The New Yorker's Ian Parker delivers a rich profile of former Greek Finance Minister Yanis Varoufakis and the debt crisis that shook the European Union to its core:
After months at the center of a global political spectacle, Varoufakis still carried himself as an outsider: informal, ironic, somehow alone on the stage. This demeanor had sometimes given his tenure the air of a five-month-long ted talk. At the restaurant, Varoufakis’s commentary on the recent tumult, and on the likely catastrophic events to come, sometimes seemed amused almost to the point of blitheness. He asked after [economist James] Galbraith’s children, then noted that, a few hours earlier, a member of Germany’s parliament had visited his apartment, confessing, "I don’t believe in what we’re doing to you." The legislator was a Christian Democrat—the party led by Angela Merkel, the German Chancellor, who had it in her power to ease Greece’s crisis. On departing, the legislator said, "I know you’re an atheist, but I’m going to pray for you."
Varoufakis made a call. Speaking Greek, he greeted Euclid Tsakalotos, a colleague and friend, as "comrade," then speculated about [Prime Minister Alexis] Tsipras’s behavior in the event of a "yes" vote: "The wise guys in Maximos"—the Prime Minister’s residence—"have become nicely settled in their seats of power, and they don’t want to leave them." Varoufakis seemed to be suggesting that Tsipras would not resign after losing the referendum. There would be a "strategic restructuring," Varoufakis said, and then elections. As for himself, he said, "After tomorrow, I’m going to be riding into the sunset." He spoke the last four words in English.
7) Gadhafi's son sentenced to death by firing squad
CNN's got the quick story on a Libyan court's ruling that one of Moammar Gadhafi's sons has been sentenced to die.
A Tripoli court has sentenced slain Libyan leader Moammar Gadhafi's son Saif al-Islam Gadhafi to death in absentia.
He has been ordered to face a firing squad for his role in trying to quash the 2011 revolution that led to his father's ouster.
Saif al-Islam Gadhafi was not at the trial, as he is being held by a militia group in the northwestern city of Zintan. He has been held there since his capture in November 2011.
8) The Donald's new demographic: Rich guys with TV shows
Maybe Dallas Mavericks owner and Shark Tank star Mark Cuban is thinking about a future in politics. How else to explain the way he lavished praise on Donald Trump in a Cyber Dust message reported on by the Dallas Morning News?
I have to honestly (say) he is probably the best thing to happen to politics in a long long time
I don’t care what his actual positions are
I don’t care if he says the wrong thing.
He says what’s on his mind.
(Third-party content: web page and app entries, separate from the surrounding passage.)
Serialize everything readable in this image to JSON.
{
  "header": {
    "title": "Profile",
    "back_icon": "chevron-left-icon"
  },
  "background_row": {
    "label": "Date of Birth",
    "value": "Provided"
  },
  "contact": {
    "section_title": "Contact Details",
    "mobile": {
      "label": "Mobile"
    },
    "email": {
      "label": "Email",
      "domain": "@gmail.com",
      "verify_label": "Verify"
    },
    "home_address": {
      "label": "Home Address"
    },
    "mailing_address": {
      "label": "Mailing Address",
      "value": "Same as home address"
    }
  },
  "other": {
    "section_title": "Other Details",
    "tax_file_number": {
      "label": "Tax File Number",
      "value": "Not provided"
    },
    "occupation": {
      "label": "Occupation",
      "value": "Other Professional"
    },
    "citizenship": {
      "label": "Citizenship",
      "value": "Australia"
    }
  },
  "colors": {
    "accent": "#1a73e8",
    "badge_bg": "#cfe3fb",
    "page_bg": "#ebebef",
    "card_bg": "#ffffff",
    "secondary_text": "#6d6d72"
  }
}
He gives honest answers rather than prepared answers. ...
Up until Trump announced his candidacy the conventional wisdom was that you had to be a professional politician in order to run ...
The Donald is changing all that.
9) NFL has its first female coach
Over time, there won't be a whole of sports aggregation in this space. But the Arizona Cardinals' hiring of the NFL's first female coach is, well, a game changer, as Mark Sandritter of Vox sister site SB Nation reports.
The Arizona Cardinals hired Jen Welter as a training camp coaching intern, making her what the team believes to be the "first woman to hold a coaching position of any kind in the NFL." The team announced the addition on Monday and said Welter would work with the inside linebackers.
Welter was not hired as a full-time assistant, but will be one of seven coaching interns working with the team during training camp. She will bring plenty of experience as well, including coaching and playing. According to the Cardinals, Welter played 14 seasons professionally. Pro Player Insiders notes Welter became the first female to play a non-kicking position in men's professional football when she played running back for the Texas Revolution of the Indoor Football League in 2014. She went on to become an assistant coach for the Revolution.
"Coaching is nothing more than teaching," Cardinals coach Bruce Arians said in a release. "One thing I have learned from players is, ‘How are you going to make me better? If you can make me better, I don't care if you're the Green Hornet, man, I'll listen.' I really believe she'll have a great opportunity with this internship through training camp to open some doors for her."